Problem details:
In which lines of the data does the string "telegram" appear? Copy every one.

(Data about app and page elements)
#####

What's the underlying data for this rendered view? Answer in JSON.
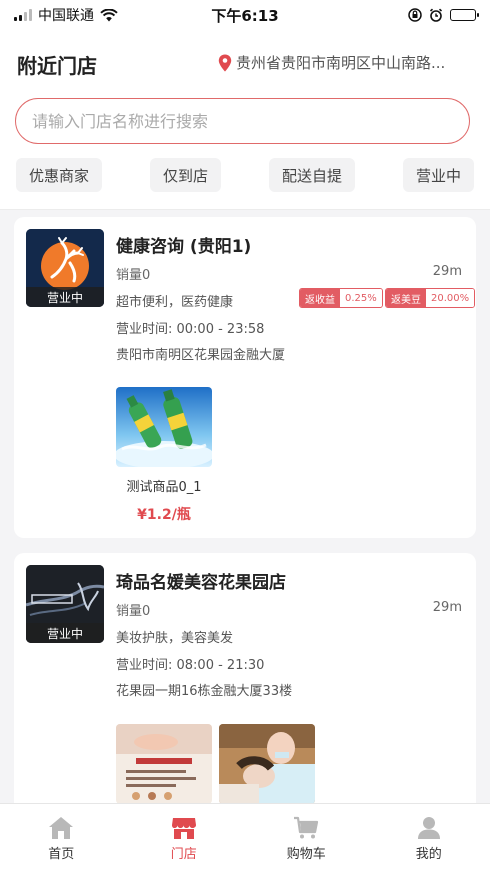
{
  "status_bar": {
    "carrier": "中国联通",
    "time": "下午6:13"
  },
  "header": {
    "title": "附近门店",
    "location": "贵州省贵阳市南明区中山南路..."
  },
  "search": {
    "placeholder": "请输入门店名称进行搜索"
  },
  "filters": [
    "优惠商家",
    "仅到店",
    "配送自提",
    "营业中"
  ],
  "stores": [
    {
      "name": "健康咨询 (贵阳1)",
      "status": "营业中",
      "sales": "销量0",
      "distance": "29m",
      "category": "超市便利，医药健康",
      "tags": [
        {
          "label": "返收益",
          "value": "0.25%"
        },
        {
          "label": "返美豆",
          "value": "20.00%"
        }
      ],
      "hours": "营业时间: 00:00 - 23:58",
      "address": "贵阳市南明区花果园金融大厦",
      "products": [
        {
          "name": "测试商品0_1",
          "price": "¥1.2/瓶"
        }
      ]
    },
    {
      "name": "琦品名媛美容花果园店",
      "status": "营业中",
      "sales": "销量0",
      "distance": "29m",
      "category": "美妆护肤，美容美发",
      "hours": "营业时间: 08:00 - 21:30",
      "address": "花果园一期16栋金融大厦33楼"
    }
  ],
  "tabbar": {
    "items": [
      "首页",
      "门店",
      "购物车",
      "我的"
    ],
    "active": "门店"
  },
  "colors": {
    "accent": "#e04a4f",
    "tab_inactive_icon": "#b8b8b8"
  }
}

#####

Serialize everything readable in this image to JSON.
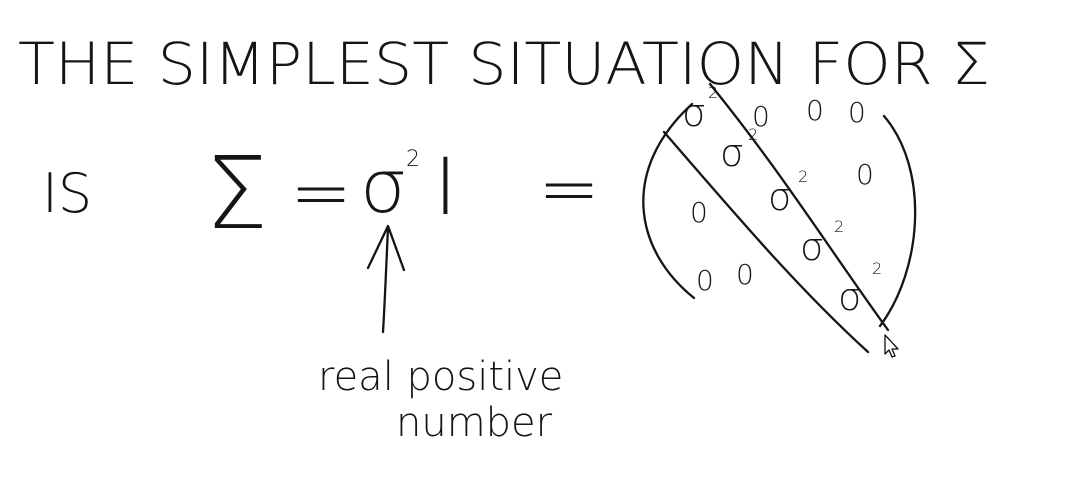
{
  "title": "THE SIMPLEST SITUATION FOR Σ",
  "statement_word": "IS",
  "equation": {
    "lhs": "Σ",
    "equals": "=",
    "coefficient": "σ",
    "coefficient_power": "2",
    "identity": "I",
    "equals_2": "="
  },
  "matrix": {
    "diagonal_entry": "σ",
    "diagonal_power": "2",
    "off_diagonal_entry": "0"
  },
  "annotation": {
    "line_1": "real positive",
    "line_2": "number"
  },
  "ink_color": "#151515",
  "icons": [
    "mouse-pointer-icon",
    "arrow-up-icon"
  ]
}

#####

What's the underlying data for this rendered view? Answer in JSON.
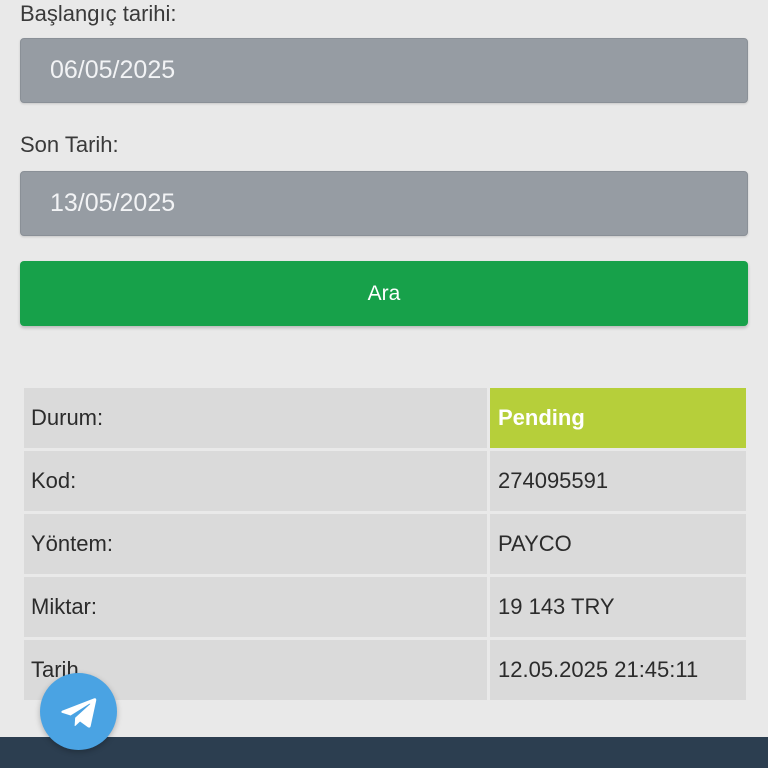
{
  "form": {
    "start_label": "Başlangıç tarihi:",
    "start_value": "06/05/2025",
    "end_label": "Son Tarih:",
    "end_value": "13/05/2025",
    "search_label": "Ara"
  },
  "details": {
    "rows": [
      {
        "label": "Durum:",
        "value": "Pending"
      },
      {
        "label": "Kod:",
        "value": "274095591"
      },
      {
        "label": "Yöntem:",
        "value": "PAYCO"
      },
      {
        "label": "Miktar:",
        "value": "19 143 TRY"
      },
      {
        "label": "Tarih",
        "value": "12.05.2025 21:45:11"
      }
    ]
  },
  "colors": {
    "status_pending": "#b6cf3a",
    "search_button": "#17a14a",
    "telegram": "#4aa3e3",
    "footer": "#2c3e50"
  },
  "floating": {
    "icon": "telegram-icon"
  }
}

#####

Result of this exercise:
    "telegram": "#4aa3e3",
    "icon": "telegram-icon"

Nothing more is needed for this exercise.